Turpel-Lafond said the language in the bill should be made clearer by, for example, replacing the word “discrimination” with “racism”.
She also said the bill has promise and aims to close a gap by reinforcing existing rights that haven’t been respected.
“The most important thing it does is it puts an obligation on Canada to conduct its policies and conduct its interactions with Indigenous peoples on the basis of recognizing Indigenous people have rights,” Turpel-Lafond said.
“Since as long as there’s been a Canada, it’s been doing it the opposite way, which is denying that Indigenous peoples have rights and … a very high-conflict relationship. The bill is meant to shift that.”
In a statement to CBC News, Justice Minister David Lametti’s office said the government remains open to any proposed improvements to the bill.
“Our government has been clear in recognizing the realities of discrimination and racism that Indigenous peoples face in Canada, and we continue to work in partnership with Indigenous peoples to find and implement concrete solutions to address them,” said the statement.
Natan Obed is president of the Inuit Tapiriit Kanatami, which co-developed the bill with the federal government. He told CBC News the legislation creates a new avenue for Indigenous people to seek justice in the courts.
“This legislation really is a test on whether or not specific political parties or specific jurisdictions accept that Indigenous peoples have human rights,” Obed said.
“If governments are still in the place where they’re fighting against Indigenous peoples rights, what they’re really saying is that human rights apply to some of their constituency, but not all. I hope that political parties can understand that this is actually what is at stake here …”
‘You’re going to see more conflict’
Russ Diabo, a member of the Mohawks of Kahnawake and a policy analyst, went to Geneva in the 1980s and 1990s to develop the declaration with the United Nations Working Group on Indigenous Populations.
He said Canada’s interpretation of UNDRIP doesn’t advance the sovereignty of Indigenous peoples and allows the government to keep the upper hand under the law.
“Bill C-15 is going to entrench all of that, the colonial status quo,” Diabo said.
Diabo said the bill reinforces Canada’s existing policies on modern treaties and self-government, which he believes are in breach of the UN declaration’s standards.
That, he said, will make it harder for Indigenous communities to block resource projects they don’t want.
“(UNDRIP) will be used domestically against land defenders and water protectors to say that they’re acting outside of the law when they go and stop projects or activities that they feel are infringing or affecting their aboriginal treaty rights,” Diabo said.
“You’re going to see more conflict.”
The provinces also could play spoiler and undermine the federal bill if they decline to pass their own laws on UNDRIP, since natural resources fall under their jurisdiction, Diabo said.
“It doesn’t deal with provincial jurisdiction and that’s going to be the big problem.”

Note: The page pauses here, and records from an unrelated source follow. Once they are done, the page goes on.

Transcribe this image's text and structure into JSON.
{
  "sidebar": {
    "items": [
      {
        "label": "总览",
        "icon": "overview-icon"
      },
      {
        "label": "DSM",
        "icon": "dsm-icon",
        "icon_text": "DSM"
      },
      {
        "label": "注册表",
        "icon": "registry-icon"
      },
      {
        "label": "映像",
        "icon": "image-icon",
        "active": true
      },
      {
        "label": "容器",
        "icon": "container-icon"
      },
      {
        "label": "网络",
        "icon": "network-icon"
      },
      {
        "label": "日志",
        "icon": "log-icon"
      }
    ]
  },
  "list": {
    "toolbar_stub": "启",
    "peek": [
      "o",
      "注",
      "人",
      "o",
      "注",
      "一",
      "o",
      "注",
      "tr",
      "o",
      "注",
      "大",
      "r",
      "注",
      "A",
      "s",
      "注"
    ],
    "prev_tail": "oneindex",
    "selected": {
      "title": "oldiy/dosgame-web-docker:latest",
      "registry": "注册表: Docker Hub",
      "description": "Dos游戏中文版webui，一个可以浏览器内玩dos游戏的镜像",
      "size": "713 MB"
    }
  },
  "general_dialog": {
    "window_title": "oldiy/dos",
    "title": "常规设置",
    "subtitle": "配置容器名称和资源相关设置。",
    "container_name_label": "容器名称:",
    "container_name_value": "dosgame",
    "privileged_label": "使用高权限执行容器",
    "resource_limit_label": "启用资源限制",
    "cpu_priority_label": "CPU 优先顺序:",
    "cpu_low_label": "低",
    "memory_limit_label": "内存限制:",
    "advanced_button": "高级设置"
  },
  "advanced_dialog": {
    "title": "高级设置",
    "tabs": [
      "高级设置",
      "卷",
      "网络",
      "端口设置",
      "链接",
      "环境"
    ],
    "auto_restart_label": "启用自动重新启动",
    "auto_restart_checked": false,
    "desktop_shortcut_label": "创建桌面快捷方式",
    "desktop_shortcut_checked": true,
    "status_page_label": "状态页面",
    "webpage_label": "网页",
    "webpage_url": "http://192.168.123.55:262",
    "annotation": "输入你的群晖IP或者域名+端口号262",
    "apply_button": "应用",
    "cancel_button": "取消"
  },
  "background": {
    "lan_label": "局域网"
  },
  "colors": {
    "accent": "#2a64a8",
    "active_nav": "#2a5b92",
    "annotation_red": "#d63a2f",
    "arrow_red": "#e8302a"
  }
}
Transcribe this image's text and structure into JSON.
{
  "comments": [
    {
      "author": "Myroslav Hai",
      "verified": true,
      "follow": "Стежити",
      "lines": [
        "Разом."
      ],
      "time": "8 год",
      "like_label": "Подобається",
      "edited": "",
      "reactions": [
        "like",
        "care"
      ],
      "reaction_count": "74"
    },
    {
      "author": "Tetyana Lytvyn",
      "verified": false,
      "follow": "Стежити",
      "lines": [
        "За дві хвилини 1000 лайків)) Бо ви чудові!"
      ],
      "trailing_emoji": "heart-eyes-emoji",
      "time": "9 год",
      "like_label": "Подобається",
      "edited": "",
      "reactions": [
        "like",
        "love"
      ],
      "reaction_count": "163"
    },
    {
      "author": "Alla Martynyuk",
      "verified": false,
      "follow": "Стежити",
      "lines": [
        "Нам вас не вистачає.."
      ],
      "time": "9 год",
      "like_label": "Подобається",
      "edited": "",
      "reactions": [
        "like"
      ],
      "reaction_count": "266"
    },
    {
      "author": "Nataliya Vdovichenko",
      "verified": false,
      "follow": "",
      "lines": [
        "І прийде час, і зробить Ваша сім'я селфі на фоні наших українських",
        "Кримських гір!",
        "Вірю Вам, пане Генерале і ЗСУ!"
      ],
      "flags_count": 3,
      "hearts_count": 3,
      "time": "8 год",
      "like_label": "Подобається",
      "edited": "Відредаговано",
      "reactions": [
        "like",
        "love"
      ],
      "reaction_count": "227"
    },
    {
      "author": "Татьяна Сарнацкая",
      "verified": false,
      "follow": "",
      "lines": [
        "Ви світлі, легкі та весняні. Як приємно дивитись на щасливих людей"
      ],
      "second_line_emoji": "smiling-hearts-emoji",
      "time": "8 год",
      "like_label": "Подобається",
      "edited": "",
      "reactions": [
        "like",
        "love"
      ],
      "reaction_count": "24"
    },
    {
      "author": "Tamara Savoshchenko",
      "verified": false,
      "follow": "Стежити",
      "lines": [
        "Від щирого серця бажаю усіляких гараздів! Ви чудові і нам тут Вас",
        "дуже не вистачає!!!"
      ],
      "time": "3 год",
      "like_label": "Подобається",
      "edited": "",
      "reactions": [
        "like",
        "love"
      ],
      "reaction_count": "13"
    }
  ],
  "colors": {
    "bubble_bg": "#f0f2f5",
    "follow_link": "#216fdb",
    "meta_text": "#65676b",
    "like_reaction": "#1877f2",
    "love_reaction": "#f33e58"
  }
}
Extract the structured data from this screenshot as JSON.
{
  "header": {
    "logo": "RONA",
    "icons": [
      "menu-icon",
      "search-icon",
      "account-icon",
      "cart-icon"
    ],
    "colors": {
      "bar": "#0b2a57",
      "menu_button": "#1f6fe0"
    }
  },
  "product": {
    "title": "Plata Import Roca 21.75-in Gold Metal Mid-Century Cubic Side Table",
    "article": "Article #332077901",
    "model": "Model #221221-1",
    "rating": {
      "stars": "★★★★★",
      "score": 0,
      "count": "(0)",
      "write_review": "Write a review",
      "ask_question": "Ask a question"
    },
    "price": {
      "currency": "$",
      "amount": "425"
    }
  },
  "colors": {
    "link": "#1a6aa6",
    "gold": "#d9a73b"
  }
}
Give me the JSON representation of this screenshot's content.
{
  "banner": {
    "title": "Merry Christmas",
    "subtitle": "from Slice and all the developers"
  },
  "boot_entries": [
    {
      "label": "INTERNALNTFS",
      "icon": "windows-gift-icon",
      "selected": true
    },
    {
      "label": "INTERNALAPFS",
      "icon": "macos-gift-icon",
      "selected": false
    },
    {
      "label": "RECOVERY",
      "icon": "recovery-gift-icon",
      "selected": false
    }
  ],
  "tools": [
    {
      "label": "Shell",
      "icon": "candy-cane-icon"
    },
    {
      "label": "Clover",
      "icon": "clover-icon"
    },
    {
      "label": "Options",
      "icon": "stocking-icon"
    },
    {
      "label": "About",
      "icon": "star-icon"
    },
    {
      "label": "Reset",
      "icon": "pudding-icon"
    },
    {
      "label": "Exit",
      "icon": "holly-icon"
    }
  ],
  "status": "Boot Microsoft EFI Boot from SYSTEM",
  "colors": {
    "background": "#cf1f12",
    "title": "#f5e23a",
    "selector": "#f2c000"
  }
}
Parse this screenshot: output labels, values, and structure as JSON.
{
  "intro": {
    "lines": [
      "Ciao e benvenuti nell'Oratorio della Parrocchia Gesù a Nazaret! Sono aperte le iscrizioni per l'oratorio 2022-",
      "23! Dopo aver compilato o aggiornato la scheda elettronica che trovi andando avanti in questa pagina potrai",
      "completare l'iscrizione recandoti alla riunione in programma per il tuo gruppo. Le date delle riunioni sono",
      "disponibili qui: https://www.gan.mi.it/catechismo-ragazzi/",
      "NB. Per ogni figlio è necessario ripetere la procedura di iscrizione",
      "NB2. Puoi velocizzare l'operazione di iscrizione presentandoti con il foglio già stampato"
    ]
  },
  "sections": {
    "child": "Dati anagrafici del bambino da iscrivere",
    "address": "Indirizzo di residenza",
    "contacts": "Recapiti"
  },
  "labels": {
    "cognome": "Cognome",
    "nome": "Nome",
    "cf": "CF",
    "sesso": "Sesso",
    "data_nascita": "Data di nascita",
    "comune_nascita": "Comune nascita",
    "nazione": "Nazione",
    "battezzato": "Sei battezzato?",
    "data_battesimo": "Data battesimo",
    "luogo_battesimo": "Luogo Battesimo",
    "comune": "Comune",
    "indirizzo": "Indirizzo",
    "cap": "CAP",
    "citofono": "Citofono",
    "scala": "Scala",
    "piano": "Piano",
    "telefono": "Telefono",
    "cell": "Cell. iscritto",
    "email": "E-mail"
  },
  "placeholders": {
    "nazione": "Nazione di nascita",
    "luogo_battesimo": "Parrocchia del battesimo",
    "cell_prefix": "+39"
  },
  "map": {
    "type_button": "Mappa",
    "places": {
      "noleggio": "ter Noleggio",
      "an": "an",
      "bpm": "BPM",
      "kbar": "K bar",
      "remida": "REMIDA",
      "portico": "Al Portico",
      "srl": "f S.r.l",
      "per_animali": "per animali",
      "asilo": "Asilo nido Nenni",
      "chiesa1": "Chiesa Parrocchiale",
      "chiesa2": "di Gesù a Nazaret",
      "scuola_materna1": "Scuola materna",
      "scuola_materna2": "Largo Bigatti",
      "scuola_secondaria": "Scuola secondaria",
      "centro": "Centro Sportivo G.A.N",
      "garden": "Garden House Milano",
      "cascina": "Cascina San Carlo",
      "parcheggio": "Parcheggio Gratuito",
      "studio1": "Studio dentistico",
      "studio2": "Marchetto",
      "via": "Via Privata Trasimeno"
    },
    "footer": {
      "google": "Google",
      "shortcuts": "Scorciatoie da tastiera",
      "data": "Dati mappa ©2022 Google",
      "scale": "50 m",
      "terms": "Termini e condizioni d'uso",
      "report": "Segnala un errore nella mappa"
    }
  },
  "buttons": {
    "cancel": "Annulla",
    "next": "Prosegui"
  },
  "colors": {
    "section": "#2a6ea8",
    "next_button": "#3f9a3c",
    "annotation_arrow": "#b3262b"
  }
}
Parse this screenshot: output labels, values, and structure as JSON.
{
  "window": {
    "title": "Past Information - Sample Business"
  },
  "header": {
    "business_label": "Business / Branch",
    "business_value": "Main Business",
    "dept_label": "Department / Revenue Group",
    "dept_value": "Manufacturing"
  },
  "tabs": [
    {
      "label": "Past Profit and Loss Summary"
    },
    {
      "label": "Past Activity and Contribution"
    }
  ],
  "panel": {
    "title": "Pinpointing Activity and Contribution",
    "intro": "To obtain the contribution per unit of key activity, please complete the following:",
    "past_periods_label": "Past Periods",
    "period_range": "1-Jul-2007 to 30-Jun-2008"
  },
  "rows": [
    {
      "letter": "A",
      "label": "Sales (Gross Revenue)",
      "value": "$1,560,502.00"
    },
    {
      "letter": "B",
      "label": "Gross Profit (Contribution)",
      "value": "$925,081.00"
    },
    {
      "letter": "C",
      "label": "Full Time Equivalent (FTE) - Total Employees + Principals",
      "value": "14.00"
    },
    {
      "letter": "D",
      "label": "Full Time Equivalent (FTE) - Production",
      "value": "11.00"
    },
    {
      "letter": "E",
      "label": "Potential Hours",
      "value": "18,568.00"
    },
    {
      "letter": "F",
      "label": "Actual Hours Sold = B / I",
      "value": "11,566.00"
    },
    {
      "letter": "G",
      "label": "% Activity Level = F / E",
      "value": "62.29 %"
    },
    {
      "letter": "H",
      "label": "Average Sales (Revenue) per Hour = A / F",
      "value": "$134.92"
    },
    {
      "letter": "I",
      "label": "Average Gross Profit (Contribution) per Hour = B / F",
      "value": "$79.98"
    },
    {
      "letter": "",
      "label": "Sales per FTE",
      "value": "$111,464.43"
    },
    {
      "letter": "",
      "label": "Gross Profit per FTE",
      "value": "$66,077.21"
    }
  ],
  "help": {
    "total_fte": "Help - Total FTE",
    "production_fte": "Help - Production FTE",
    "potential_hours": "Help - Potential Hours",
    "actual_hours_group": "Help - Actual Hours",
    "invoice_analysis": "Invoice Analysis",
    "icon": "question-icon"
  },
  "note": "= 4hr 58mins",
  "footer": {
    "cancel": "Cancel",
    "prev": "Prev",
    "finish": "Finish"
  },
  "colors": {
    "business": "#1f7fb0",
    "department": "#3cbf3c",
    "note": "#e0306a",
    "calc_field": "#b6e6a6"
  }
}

Half a dozen provinces already have asked the government to delay the bill over worries it could compromise natural resource projects.
NDP Premier John Horgan’s government in B.C. is the only one so far that has passed a provincial law implementing the declaration.